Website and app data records
********

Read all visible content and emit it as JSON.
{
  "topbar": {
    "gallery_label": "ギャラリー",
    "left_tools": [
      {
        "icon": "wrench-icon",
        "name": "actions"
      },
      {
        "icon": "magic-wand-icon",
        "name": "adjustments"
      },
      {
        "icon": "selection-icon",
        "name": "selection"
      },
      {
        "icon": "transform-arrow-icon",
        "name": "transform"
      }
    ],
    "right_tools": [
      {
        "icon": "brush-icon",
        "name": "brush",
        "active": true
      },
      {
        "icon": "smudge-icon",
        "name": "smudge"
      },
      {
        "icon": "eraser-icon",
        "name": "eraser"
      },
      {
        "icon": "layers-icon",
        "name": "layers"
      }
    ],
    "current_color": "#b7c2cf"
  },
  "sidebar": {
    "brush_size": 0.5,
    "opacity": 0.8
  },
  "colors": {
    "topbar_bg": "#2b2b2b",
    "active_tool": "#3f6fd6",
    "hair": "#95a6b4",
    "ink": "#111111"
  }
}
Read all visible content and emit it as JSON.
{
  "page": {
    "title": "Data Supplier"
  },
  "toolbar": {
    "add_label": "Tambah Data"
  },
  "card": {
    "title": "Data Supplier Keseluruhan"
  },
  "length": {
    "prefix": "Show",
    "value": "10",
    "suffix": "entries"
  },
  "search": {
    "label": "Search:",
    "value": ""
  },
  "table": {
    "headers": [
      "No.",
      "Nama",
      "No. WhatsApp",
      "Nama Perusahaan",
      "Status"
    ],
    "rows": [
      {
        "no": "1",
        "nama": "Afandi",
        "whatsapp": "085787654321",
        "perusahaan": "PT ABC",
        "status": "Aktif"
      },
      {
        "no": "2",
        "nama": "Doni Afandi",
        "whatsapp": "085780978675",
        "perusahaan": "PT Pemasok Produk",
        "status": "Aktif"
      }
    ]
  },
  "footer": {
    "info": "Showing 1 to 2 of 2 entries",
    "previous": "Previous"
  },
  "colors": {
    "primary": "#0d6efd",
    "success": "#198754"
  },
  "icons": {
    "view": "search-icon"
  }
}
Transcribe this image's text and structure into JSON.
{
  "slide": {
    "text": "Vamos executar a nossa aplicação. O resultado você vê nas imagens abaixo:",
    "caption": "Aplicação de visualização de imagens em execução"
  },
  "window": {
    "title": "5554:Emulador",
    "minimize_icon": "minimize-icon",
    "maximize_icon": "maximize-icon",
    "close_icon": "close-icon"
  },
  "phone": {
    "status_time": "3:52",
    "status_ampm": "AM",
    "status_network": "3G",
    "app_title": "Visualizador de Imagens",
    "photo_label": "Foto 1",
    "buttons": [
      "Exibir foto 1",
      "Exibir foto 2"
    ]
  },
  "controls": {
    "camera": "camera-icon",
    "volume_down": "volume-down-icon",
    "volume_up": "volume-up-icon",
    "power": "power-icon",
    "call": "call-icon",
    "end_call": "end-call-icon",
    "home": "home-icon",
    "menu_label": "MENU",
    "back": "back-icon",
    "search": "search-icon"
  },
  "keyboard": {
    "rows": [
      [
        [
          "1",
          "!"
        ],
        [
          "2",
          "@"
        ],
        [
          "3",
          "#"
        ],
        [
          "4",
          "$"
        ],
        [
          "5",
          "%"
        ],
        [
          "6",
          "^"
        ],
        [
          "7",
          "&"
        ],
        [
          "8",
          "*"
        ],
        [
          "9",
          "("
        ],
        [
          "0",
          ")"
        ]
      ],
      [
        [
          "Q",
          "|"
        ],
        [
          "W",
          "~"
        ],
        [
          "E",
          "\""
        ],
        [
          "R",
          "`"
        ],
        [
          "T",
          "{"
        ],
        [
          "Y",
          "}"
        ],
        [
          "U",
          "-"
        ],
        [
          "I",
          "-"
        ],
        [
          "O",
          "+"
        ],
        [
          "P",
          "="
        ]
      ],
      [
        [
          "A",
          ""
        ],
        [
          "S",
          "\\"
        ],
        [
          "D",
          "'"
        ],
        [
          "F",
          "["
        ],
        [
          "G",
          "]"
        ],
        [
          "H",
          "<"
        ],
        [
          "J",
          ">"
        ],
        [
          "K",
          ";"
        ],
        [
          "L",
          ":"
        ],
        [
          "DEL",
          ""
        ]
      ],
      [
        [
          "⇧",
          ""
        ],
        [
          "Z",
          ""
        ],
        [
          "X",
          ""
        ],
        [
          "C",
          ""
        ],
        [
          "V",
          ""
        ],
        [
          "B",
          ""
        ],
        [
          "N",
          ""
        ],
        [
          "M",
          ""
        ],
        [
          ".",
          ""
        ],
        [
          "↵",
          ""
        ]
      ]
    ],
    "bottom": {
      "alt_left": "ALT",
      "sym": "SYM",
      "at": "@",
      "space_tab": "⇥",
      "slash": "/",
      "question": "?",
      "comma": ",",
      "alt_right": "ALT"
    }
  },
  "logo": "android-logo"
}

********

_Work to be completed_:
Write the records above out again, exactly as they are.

_Exercise response_:
Read all visible content and emit it as JSON.
{
  "topbar": {
    "gallery_label": "ギャラリー",
    "left_tools": [
      {
        "icon": "wrench-icon",
        "name": "actions"
      },
      {
        "icon": "magic-wand-icon",
        "name": "adjustments"
      },
      {
        "icon": "selection-icon",
        "name": "selection"
      },
      {
        "icon": "transform-arrow-icon",
        "name": "transform"
      }
    ],
    "right_tools": [
      {
        "icon": "brush-icon",
        "name": "brush",
        "active": true
      },
      {
        "icon": "smudge-icon",
        "name": "smudge"
      },
      {
        "icon": "eraser-icon",
        "name": "eraser"
      },
      {
        "icon": "layers-icon",
        "name": "layers"
      }
    ],
    "current_color": "#b7c2cf"
  },
  "sidebar": {
    "brush_size": 0.5,
    "opacity": 0.8
  },
  "colors": {
    "topbar_bg": "#2b2b2b",
    "active_tool": "#3f6fd6",
    "hair": "#95a6b4",
    "ink": "#111111"
  }
}
Read all visible content and emit it as JSON.
{
  "page": {
    "title": "Data Supplier"
  },
  "toolbar": {
    "add_label": "Tambah Data"
  },
  "card": {
    "title": "Data Supplier Keseluruhan"
  },
  "length": {
    "prefix": "Show",
    "value": "10",
    "suffix": "entries"
  },
  "search": {
    "label": "Search:",
    "value": ""
  },
  "table": {
    "headers": [
      "No.",
      "Nama",
      "No. WhatsApp",
      "Nama Perusahaan",
      "Status"
    ],
    "rows": [
      {
        "no": "1",
        "nama": "Afandi",
        "whatsapp": "085787654321",
        "perusahaan": "PT ABC",
        "status": "Aktif"
      },
      {
        "no": "2",
        "nama": "Doni Afandi",
        "whatsapp": "085780978675",
        "perusahaan": "PT Pemasok Produk",
        "status": "Aktif"
      }
    ]
  },
  "footer": {
    "info": "Showing 1 to 2 of 2 entries",
    "previous": "Previous"
  },
  "colors": {
    "primary": "#0d6efd",
    "success": "#198754"
  },
  "icons": {
    "view": "search-icon"
  }
}
Transcribe this image's text and structure into JSON.
{
  "slide": {
    "text": "Vamos executar a nossa aplicação. O resultado você vê nas imagens abaixo:",
    "caption": "Aplicação de visualização de imagens em execução"
  },
  "window": {
    "title": "5554:Emulador",
    "minimize_icon": "minimize-icon",
    "maximize_icon": "maximize-icon",
    "close_icon": "close-icon"
  },
  "phone": {
    "status_time": "3:52",
    "status_ampm": "AM",
    "status_network": "3G",
    "app_title": "Visualizador de Imagens",
    "photo_label": "Foto 1",
    "buttons": [
      "Exibir foto 1",
      "Exibir foto 2"
    ]
  },
  "controls": {
    "camera": "camera-icon",
    "volume_down": "volume-down-icon",
    "volume_up": "volume-up-icon",
    "power": "power-icon",
    "call": "call-icon",
    "end_call": "end-call-icon",
    "home": "home-icon",
    "menu_label": "MENU",
    "back": "back-icon",
    "search": "search-icon"
  },
  "keyboard": {
    "rows": [
      [
        [
          "1",
          "!"
        ],
        [
          "2",
          "@"
        ],
        [
          "3",
          "#"
        ],
        [
          "4",
          "$"
        ],
        [
          "5",
          "%"
        ],
        [
          "6",
          "^"
        ],
        [
          "7",
          "&"
        ],
        [
          "8",
          "*"
        ],
        [
          "9",
          "("
        ],
        [
          "0",
          ")"
        ]
      ],
      [
        [
          "Q",
          "|"
        ],
        [
          "W",
          "~"
        ],
        [
          "E",
          "\""
        ],
        [
          "R",
          "`"
        ],
        [
          "T",
          "{"
        ],
        [
          "Y",
          "}"
        ],
        [
          "U",
          "-"
        ],
        [
          "I",
          "-"
        ],
        [
          "O",
          "+"
        ],
        [
          "P",
          "="
        ]
      ],
      [
        [
          "A",
          ""
        ],
        [
          "S",
          "\\"
        ],
        [
          "D",
          "'"
        ],
        [
          "F",
          "["
        ],
        [
          "G",
          "]"
        ],
        [
          "H",
          "<"
        ],
        [
          "J",
          ">"
        ],
        [
          "K",
          ";"
        ],
        [
          "L",
          ":"
        ],
        [
          "DEL",
          ""
        ]
      ],
      [
        [
          "⇧",
          ""
        ],
        [
          "Z",
          ""
        ],
        [
          "X",
          ""
        ],
        [
          "C",
          ""
        ],
        [
          "V",
          ""
        ],
        [
          "B",
          ""
        ],
        [
          "N",
          ""
        ],
        [
          "M",
          ""
        ],
        [
          ".",
          ""
        ],
        [
          "↵",
          ""
        ]
      ]
    ],
    "bottom": {
      "alt_left": "ALT",
      "sym": "SYM",
      "at": "@",
      "space_tab": "⇥",
      "slash": "/",
      "question": "?",
      "comma": ",",
      "alt_right": "ALT"
    }
  },
  "logo": "android-logo"
}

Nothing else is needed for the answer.